### Aim of the exercise
The lines to return are those below that contain the word "this".

*** Records supplied ***

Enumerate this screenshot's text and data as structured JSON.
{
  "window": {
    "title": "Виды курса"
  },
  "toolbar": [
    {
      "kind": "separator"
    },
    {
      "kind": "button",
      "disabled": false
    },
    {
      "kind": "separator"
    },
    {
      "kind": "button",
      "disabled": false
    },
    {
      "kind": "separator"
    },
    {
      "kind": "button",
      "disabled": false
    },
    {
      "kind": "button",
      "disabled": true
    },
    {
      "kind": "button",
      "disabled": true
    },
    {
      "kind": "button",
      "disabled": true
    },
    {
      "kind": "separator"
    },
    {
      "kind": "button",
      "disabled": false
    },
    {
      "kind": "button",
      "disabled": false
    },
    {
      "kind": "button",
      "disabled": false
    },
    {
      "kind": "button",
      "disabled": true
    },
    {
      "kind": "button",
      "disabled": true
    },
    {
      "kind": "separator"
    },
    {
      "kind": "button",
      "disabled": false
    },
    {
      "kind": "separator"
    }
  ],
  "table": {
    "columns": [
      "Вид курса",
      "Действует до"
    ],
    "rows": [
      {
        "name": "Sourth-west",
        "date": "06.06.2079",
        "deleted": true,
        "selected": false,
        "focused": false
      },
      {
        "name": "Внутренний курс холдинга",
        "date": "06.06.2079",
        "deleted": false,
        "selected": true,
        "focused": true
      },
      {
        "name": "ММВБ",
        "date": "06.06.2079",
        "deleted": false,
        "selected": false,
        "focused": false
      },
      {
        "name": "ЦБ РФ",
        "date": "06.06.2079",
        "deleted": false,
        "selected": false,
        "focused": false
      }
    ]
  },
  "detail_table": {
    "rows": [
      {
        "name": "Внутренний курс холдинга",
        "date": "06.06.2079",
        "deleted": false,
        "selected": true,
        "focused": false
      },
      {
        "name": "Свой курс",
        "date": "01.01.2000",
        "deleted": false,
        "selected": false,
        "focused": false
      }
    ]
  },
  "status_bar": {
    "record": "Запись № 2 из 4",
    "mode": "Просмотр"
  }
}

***
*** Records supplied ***

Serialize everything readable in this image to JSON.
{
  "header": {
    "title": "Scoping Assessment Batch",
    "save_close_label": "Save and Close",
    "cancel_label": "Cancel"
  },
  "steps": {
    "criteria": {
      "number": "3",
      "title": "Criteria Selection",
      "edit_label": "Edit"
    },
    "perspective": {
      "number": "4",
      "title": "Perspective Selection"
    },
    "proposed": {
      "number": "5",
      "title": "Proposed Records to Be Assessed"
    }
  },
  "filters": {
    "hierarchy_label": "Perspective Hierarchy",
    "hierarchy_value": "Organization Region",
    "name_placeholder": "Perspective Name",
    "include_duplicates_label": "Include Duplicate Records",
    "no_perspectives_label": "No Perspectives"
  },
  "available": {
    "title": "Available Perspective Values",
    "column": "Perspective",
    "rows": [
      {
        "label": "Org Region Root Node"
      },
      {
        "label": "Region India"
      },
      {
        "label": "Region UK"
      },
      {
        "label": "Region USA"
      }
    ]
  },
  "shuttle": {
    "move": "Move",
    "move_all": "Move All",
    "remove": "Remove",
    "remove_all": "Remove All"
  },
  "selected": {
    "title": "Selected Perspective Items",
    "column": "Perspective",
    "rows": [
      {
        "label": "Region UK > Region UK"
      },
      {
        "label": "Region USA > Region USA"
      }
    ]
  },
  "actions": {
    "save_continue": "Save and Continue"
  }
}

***

### Output below
Enumerate this screenshot's text and data as structured JSON.
Serialize everything readable in this image to JSON.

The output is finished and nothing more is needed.